Reference was made to the inclement weather which caused a complete failure of the forenoon session and no doubt greatly diminished the number at the afternoon session. However, as the clouds cleared away, the number increased and some of those in attendance spoke of it as one of the most interesting gatherings of the kindly volunteered as a choir to furnish music on this occasion were Mrs. C. Weed, Mrs. Ella W. Thompson, Miss Baird, Miss Brigham, Dr. H.M. Dean, M.P. Goff, E.F. Richman, with Miss Richards at the organ.
Yesterday’s account gave in full President Fultz’ excellent address and Ex-Senator McNutt’s fine literary paper. Mrs. Weed’s paper was well written and abounded in good things. It will be published to-morrow as lack of space forbids to-day.
On motion the meeting thanked Mrs. Weed for her paper.
President Fultz read a thoughtful original poem, which will also be published tomorrow.
Miss Jessie Cook, daughter of the late E.U. Cook, was called by the president for a paper and responded with a well-prepared one on “The Home,” to be published later.
After the reading of this paper, which called forth applause, President Fultz said it would be in order to call on any one for remarks.
Judge Richman Speaks.

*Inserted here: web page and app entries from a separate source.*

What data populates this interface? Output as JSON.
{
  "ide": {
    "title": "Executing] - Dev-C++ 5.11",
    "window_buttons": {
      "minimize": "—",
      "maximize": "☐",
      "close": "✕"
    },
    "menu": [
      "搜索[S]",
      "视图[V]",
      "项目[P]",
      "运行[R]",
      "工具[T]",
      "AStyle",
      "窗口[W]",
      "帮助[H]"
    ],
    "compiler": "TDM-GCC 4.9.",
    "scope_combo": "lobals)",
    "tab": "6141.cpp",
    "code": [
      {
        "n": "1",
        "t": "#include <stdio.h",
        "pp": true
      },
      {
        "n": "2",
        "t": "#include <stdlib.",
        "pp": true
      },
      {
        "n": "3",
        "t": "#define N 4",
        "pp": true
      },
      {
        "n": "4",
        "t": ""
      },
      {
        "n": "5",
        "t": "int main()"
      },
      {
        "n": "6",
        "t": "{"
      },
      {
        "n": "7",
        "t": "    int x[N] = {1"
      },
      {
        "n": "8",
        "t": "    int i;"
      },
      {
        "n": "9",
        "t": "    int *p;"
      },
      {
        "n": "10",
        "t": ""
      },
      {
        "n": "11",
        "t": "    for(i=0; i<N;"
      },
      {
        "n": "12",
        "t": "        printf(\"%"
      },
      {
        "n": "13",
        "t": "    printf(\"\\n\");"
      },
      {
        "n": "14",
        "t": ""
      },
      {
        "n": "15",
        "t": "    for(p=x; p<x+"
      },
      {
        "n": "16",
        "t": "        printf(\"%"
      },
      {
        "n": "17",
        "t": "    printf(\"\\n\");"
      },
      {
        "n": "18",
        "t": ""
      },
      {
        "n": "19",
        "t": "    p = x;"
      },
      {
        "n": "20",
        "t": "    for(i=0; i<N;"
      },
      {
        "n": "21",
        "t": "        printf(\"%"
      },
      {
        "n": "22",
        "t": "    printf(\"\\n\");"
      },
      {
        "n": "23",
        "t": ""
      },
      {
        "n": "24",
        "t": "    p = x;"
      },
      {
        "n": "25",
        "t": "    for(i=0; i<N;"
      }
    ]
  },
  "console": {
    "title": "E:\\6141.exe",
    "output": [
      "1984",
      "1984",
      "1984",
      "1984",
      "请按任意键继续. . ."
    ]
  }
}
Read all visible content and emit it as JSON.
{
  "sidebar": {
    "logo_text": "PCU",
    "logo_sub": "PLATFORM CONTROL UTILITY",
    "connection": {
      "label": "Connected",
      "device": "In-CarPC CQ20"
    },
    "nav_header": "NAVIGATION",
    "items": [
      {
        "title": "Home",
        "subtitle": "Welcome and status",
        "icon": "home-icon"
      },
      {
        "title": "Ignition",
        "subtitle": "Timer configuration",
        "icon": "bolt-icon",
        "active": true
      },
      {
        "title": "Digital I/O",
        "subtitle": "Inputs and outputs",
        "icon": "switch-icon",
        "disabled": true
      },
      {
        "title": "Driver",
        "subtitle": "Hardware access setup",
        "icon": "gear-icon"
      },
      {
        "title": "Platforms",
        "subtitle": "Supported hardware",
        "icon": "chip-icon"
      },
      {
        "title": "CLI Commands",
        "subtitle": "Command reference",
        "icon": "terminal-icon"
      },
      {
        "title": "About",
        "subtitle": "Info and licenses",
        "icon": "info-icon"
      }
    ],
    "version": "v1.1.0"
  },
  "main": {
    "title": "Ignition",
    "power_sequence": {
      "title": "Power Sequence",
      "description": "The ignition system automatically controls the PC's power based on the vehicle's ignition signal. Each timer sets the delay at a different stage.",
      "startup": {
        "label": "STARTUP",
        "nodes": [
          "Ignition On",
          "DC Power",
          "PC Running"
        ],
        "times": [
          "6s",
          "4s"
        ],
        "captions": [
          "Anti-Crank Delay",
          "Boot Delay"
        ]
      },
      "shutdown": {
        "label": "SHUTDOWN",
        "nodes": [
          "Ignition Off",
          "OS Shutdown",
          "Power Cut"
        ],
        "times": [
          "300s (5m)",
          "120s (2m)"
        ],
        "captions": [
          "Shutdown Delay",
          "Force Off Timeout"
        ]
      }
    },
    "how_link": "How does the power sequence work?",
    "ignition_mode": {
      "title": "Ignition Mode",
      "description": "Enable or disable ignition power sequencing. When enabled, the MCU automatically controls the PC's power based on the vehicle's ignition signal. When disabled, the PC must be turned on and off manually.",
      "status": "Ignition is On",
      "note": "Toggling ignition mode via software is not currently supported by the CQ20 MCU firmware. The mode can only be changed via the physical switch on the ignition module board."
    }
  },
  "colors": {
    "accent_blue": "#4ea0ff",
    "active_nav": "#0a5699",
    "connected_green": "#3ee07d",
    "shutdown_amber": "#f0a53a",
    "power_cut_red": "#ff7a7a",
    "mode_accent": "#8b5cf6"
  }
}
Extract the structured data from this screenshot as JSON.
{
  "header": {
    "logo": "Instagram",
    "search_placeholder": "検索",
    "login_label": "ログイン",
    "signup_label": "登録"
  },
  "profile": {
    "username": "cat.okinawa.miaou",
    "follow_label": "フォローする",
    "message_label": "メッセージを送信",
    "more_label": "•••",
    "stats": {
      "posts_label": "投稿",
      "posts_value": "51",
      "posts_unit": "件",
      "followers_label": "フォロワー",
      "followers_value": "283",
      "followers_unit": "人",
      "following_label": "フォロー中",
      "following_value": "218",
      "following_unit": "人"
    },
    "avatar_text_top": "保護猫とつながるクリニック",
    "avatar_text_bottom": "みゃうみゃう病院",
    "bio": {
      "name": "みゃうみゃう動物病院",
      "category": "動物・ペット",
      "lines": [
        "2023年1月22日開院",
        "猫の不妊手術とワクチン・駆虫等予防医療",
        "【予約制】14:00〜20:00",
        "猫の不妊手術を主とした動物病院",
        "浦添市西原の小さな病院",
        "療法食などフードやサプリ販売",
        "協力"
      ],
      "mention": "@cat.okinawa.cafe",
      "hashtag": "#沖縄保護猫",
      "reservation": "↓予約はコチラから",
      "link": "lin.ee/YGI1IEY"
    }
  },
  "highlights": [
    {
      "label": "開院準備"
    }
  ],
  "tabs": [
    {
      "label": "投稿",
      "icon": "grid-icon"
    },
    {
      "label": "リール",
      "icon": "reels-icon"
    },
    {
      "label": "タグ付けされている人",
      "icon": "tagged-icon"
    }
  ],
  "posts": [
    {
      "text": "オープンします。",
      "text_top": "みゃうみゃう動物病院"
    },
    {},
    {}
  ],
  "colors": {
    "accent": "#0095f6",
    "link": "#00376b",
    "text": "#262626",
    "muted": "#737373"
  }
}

Judge J. Scott Richman was called for. He reluctantly responded and alluded feelingly to those who during the year have passed away. Each name suggested to him sode thoughts characteristics of them. The Judge and there seemed to be a general unrest throughout the world, and in this connection he referred to the Chinese problem and expressed the belief that because of their greater numbers if they were skilled soldiers they could conquer the balance of the world. In the course of his remarks Judge Richman suggested that future meetings of the old settlers had best be arranged with a view that they be held in some hall in the city, so that those desiring to attend need not be deterred by prospect of bad weather. This suggestion was subsequently adopted as the sense of the meeting. Lindley Hoopes was next called on for a speech. He said he was glad to be here; he always enjoyed himself at these meetings & consouby sorry that on account of the inclement of the family were not ….He said he had passed his 85th milestone, a privilege granted to but few, and he greatly rejoiced at his good health and strength at such an age.
Peter Jackson Called Out.
Peter Jackson was called on and congratulated the old settlers on the pleasure of meeting in such a gathering once more. In subsequent remarks Mr. Jackson stated that the old settlers society of Muscatine was organized in 1856, after the death of Arthur Washburn. He also referred to the hard winter of 1842-43, when ice was found around a well in the rear of Ogilvie’s store as late as May 1st, 1843.
John Mahin Also Called For.
John Mahin was called on and said it was fitting to have an old settlers gathering in the year 1900, which is the link between the 19th and 20th centuries and a proper time to retrospect the past and look forward with hope to the future. He spoke of the appearance of Muscatine (or Bloomington) when he first saw it, over fifty years ago, and of the surrounding country, and mentioned some of the changes that have taken place since that time.
Some further remarks concerning pioneer days were made by Charles Chaplin, Peter Jackson and President Fultz.
The election of officers being in order. The following were chosen:
President-Hon. S. McNutt.
Secretary and Treasurer-Peter Jackson.
On motion of John B. Lindle, the thanks of the society were voted to Schmidt Bros. for the use of an organ.
A collection was taken up which the President said was more than sufficient to meet all expenses.
At two intervals during the session excellent music was furnished on the auto-harp by Francis Fultz.
These Were There.
As near as could be ascertained the following persons were in attendance, where figures are placed opposite the ....(article cut off)..
The following names were hand written, found on page 477:
Mrs. Laura T. Mann 1850
P R W. Leverich 1838
Mrs Addie Jarvis 1848
Grace W Bumgardner 1858
Mrs F. Warfield 1859
Eduard J. Bumgardner 1858
Back to Book One, INDEX
Back to the Muscatine Co. IAGenWeb, Index Page